Bring Your Smile On International Happiness Day

Jeanette Teh shares her tips to encourage happiness in the work place in the buildup to the International Day of Happiness.



In 2012, the United Nations proclaimed March 20 to be the International Day of Happiness, officially acknowledging the importance of happiness as a universal goal to be included in public policies worldwide.

Pharell Williams will be hosting a “Happy Party” with the UN to encourage spreading happiness and increasing action on climate change, beginning with signing the “Live Earth Petition”. Everyone is encouraged to upload personal photos to contribute to a graphic image that will be animated to Williams’ own Grammy-Award winning song “Happy”.

With that and the recently announced Dubai Plan 2021, the emirate’s development plan to create a “city of happy, creative and empowered people”, there has never been more reasons to start spreading happiness.

HAPPY WORKFORCE = INCREASED PRODUCTIVITY

Studies have shown that happy employees are more productive, creative, have more energy, less likely to use sick leave, and work better with others. In contrast, unhappiness and stress can lead to depression, burn out, and resignations.

Employee turnover costs the company anywhere from 40 per cent to 400 per cent of that departing employee’s annual salary. These include tangible expenses such as recruitment, temporary staffing, training, and relocation costs, in addition to indirect costs such as lost productivity, institutional knowledge, potential loss of clients, and the entire team’s lower sense of morale.

MANAGEMENT’S ROLE IN SPREADING HAPPINESS

The manager-employee relationship is a key component in employee engagement and satisfaction. Given how much influence a manager has on her employees’ daily lives, it is not difficult to see how the saying that “people don’t leave companies, they leave managers” arose.

In honour of International Happiness Day, we urge all employers to consider making their employees a little bit happier with a few small gestures.

Treat employees fairly: Paying a fair wage and benefits should be the bare minimum, but it goes beyond financial remuneration since only about 12 per cent of employees who quit do so for money. Treat your staff equally as managers who exhibit favouritism will destroy morale.

Be reasonable: While deadlines are necessary, must they all take place at the same time or can some of them be spread out to provide some breathing space between deadlines?

Be transparent: If simultaneous multiple deadlines are truly necessary, explain the reasons behind it and not just demand them.

Trust and empower your team:Sharing information and delegating meaningful work will help employees feel as if they are a valued part of the team.

Practice empathy by putting yourself in the shoes of others: Would you like to be treated the way you treat your staff?

Humanise your employees: They are people first and foremost, and not automatons designed to increase the company’s bottom line.

Provide feedback: Tell your team what they are doing well and where they can improve.
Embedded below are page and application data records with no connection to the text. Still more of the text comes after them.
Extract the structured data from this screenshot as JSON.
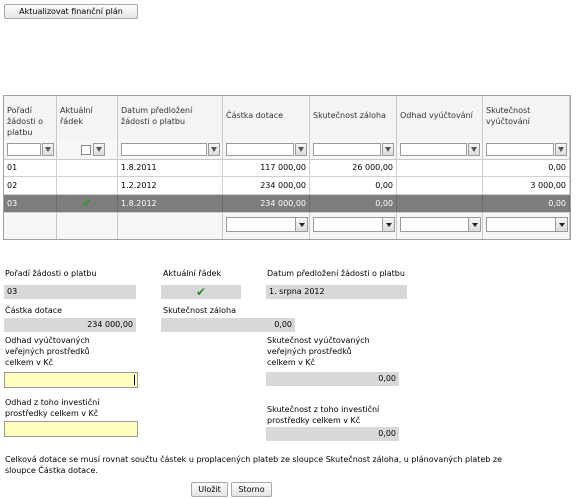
{
  "toolbar": {
    "update_plan_label": "Aktualizovat finanční plán"
  },
  "grid": {
    "columns": [
      "Pořadí žádosti o platbu",
      "Aktuální řádek",
      "Datum předložení žádosti o platbu",
      "Částka dotace",
      "Skutečnost záloha",
      "Odhad vyúčtování",
      "Skutečnost vyúčtování"
    ],
    "rows": [
      {
        "poradi": "01",
        "aktualni": "",
        "datum": "1.8.2011",
        "castka": "117 000,00",
        "zaloha": "26 000,00",
        "odhad": "",
        "vyuctovani": "0,00"
      },
      {
        "poradi": "02",
        "aktualni": "",
        "datum": "1.2.2012",
        "castka": "234 000,00",
        "zaloha": "0,00",
        "odhad": "",
        "vyuctovani": "3 000,00"
      },
      {
        "poradi": "03",
        "aktualni": "✔",
        "datum": "1.8.2012",
        "castka": "234 000,00",
        "zaloha": "0,00",
        "odhad": "",
        "vyuctovani": "0,00"
      }
    ],
    "selected_row": 2
  },
  "form": {
    "poradi_label": "Pořadí žádosti o platbu",
    "poradi_value": "03",
    "aktualni_label": "Aktuální řádek",
    "aktualni_value": "✔",
    "datum_label": "Datum předložení žádosti o platbu",
    "datum_value": "1. srpna 2012",
    "castka_label": "Částka dotace",
    "castka_value": "234 000,00",
    "zaloha_label": "Skutečnost záloha",
    "zaloha_value": "0,00",
    "odhad_verejne_label_1": "Odhad vyúčtovaných",
    "odhad_verejne_label_2": "veřejných prostředků",
    "odhad_verejne_label_3": "celkem v Kč",
    "odhad_verejne_value": "",
    "skut_verejne_label_1": "Skutečnost vyúčtovaných",
    "skut_verejne_label_2": "veřejných prostředků",
    "skut_verejne_label_3": "celkem v Kč",
    "skut_verejne_value": "0,00",
    "odhad_invest_label_1": "Odhad z toho investiční",
    "odhad_invest_label_2": "prostředky celkem v Kč",
    "odhad_invest_value": "",
    "skut_invest_label_1": "Skutečnost z toho investiční",
    "skut_invest_label_2": "prostředky celkem v Kč",
    "skut_invest_value": "0,00"
  },
  "note": {
    "line1": "Celková dotace se musí rovnat součtu částek u proplacených plateb ze sloupce Skutečnost záloha, u plánovaných plateb ze",
    "line2": "sloupce Částka dotace."
  },
  "actions": {
    "save_label": "Uložit",
    "cancel_label": "Storno"
  }
}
We are often told when we make a mistake, but not when or how we are doing things right.

Thank them and show appreciation: Managers are frequently so busy fighting fires and barking orders that a simple “thank you” can be forgotten. In fact, lack of recognition was rated as one of the top four reasons for employee’s unhappiness in an Accenture study.

CHOOSING TO BE HAPPY

While we cannot control how others may act towards us, we can choose how we respond to them, either amplifying or extinguishing a negative situation. Ultimately, happiness is a choice, a state of mind that we choose over the alternative.

We can choose to look at the glass as half empty or to find that silver lining in those dark clouds. Practice some of these little actions today and think of making someone else’s day brighter, and you just might end up smiling more yourself.

Smile and compliment or thank someone: You’ll be amazed at how pleased she can be from something that takes so little effort.

Practice unexpected kindness: Give the washroom lady or security guard a chocolate bar or a generous tip. Their smiles of gratitude will perk you up.

Gratitude list: Write down a list of things for which you are grateful. While you may not like your job, be thankful that you even have a job.

Avoid emotional contagion: Whiny William who complains all the time about everything will infect you through emotional contagion and bring you down. Just like cold viruses are contagious, so too are such emotional viruses. Hang out with Smiley Shireen instead as she will infect you with her good mood.

Walkie talkie: Go for quick walk (take the stairs!) to speak to a colleague instead of sending him an e-mail. The little burst of physical activity will boost both your brain function and serotonin level, the chemical responsible for mood regulation.

Have a sing-a-long: Take a music break and play some energising, joy-inducing music to brighten up your day.

And what better way to do so than to sing along to Pharell Williams’ ‘Happy’?
“Clap along if you know what happiness is to you
Because I’m happy
Clap along if you feel like that’s what you wanna do…”

Jeanette Teh is Assistant Professor in the School of Business Administration at the Canadian University Dubai (CUD) where she teaches business and employment law, business ethics, and management. A former lawyer from Toronto, she also conducts corporate training sessions, including courses on legal drafting. Any views expressed in this article are solely those of the author’s and not of the university.

Comments

comments